My initial thought was that this insect was a dragonfly or damselfly. But those insects have two pairs of wings. I am guessing that this is some variety of Crane Fly (Tipula) instead. The other joy of nature photography is that I am always learning!

I zoomed in to get the original picture (bottom image) and found a new and more interesting composition when I zoomed in still closer (first image).

Posing nicely for my picture. Copyright 2017 Pamela Breitberg

I spo

Longer view of this Loosestrife and Crane Fly scene, to show more of the habitat. Copyright 2017 Pamela Breitberg

tted

 

Under-valued communities…

Fungi (mushrooms) and algae produce lichen on this dead tree stump. Copyright 2017 Pamela Breitberg

Yesterday’s post of Lichen was witness to what happens when fungi and algae live together. The fungi benefit from algae that make food through photosynthesis. These images show the lush diversity within these miniature communities. I always feel the presence of a superior entity (God, to me) when I observe such creations.

Colony of mushrooms appear after rains; on less moist days the fungi thrives underground. Copyright 2017 Pamela Breitberg

 

Never seen this kind of fungi. The variety at Starved Rock after a few days of rain were many and diverse. Copyright 2017 Pamela Breitberg

Fungi ring around the tree stump. Copyright 2017 Pamela Breitberg

This tree hosts a prolific, rich community. Copyright 2017 Pamela Breitberg

The moist walls of the canyon supports more miniature communities. Copyright 2017, Pamela Breitberg.

Too often ignored…

Lichen on top of cliff’s edge. Copyright 2017 Pamela Breitberg

This Lichen lives atop a rock at Lover’s Leap in Starved Rock State Park. Though its tiny, its resilience merits appreciation.

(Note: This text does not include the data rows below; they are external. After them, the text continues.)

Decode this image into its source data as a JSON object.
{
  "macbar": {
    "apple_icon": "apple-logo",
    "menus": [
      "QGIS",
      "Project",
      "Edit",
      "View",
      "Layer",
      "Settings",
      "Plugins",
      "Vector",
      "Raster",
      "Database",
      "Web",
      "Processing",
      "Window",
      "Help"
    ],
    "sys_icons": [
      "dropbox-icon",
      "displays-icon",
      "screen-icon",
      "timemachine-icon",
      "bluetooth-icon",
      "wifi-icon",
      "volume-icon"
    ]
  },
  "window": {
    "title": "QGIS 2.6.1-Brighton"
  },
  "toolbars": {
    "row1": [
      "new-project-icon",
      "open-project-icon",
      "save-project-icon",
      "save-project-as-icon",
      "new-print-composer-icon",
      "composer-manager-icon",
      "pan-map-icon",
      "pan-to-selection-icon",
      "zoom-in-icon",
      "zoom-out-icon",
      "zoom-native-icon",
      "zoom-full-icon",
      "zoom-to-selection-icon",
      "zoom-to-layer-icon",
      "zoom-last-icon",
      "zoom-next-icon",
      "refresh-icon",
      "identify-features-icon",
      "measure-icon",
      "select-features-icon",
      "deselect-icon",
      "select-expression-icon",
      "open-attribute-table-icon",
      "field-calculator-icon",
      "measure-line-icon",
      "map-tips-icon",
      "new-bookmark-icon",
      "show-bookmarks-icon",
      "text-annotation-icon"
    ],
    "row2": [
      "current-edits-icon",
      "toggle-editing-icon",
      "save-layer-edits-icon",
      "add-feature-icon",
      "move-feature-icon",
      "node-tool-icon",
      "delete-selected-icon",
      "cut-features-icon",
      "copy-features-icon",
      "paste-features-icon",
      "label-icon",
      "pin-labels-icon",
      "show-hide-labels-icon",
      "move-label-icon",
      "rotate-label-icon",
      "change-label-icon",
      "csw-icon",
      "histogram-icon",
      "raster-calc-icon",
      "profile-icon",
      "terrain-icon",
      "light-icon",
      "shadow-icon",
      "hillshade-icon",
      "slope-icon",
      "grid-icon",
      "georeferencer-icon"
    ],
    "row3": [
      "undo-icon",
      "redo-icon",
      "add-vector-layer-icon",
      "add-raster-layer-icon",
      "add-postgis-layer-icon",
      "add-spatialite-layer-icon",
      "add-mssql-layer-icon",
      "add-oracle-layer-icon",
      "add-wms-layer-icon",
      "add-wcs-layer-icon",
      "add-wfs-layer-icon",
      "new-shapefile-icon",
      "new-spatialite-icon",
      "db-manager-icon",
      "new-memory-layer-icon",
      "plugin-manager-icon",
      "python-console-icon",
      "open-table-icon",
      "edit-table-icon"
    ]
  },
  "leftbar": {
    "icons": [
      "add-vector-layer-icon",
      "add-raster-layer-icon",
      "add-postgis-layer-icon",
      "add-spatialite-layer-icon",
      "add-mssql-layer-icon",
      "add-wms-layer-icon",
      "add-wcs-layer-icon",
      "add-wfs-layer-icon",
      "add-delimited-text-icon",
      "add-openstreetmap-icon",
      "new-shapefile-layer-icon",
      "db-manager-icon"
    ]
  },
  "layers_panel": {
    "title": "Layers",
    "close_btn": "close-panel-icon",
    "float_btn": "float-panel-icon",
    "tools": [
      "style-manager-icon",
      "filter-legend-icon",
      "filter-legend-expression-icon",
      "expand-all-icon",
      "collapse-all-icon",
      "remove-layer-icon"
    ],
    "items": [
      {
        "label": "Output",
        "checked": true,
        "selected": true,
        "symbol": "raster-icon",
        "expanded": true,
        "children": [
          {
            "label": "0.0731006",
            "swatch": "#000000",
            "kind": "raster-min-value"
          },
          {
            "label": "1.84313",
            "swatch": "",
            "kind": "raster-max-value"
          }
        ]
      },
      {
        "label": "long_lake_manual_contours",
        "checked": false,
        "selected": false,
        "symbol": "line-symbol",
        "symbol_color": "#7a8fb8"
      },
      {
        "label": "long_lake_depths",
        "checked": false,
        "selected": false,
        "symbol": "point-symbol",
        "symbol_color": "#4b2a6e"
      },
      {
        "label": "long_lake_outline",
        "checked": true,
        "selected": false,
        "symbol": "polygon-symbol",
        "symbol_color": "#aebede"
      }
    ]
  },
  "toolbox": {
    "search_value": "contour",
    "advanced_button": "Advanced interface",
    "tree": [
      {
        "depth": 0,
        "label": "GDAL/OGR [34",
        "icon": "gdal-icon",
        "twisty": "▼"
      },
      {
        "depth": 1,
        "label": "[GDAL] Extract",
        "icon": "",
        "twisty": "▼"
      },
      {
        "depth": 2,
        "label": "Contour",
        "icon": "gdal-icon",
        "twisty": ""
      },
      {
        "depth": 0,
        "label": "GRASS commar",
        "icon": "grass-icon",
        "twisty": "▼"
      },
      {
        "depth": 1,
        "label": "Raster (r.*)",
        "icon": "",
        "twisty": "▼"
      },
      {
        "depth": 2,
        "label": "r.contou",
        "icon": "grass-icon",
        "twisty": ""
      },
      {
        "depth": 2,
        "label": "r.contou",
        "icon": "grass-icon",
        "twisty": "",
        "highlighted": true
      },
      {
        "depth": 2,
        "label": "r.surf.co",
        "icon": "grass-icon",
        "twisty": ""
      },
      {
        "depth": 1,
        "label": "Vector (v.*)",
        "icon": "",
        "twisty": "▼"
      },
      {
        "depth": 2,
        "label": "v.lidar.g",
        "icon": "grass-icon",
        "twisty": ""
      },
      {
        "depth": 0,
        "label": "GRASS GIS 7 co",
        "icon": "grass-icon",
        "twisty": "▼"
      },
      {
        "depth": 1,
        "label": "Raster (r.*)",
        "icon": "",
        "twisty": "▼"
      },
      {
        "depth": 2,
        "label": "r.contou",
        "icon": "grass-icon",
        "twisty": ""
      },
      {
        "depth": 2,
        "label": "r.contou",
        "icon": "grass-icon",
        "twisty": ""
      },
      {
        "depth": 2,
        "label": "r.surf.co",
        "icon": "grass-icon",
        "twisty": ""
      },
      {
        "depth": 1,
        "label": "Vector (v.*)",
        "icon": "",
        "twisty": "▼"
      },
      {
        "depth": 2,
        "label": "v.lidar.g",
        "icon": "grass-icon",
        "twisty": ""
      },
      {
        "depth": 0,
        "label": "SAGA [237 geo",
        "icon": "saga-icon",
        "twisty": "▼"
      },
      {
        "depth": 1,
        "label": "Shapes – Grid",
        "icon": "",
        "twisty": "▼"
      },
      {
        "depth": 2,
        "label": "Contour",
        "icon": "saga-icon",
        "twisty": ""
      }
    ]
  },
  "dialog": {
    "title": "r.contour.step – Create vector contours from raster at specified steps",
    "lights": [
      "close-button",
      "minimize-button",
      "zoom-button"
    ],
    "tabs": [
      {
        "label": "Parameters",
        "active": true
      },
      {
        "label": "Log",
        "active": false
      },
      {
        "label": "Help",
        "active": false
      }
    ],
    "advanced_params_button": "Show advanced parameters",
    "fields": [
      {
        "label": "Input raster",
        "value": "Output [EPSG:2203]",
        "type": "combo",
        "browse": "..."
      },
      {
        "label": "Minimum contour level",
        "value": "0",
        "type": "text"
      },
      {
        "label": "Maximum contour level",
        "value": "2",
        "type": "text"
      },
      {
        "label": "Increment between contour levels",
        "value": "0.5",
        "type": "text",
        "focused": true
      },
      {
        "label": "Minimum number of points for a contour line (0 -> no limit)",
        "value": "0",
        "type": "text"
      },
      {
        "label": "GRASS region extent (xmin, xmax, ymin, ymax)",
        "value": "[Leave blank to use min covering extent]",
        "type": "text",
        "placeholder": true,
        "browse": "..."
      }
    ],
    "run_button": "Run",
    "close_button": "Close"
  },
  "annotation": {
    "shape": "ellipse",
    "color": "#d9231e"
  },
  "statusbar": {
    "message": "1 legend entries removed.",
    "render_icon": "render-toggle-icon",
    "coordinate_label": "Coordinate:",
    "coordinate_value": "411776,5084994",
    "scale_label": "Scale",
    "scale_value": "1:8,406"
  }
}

Difference between fungi, lichen, moss and algae: https://www.mnn.com/earth-matters/wilderness-resources/blogs/you-moss-be-joking-if-you-lichen-this-to-fungi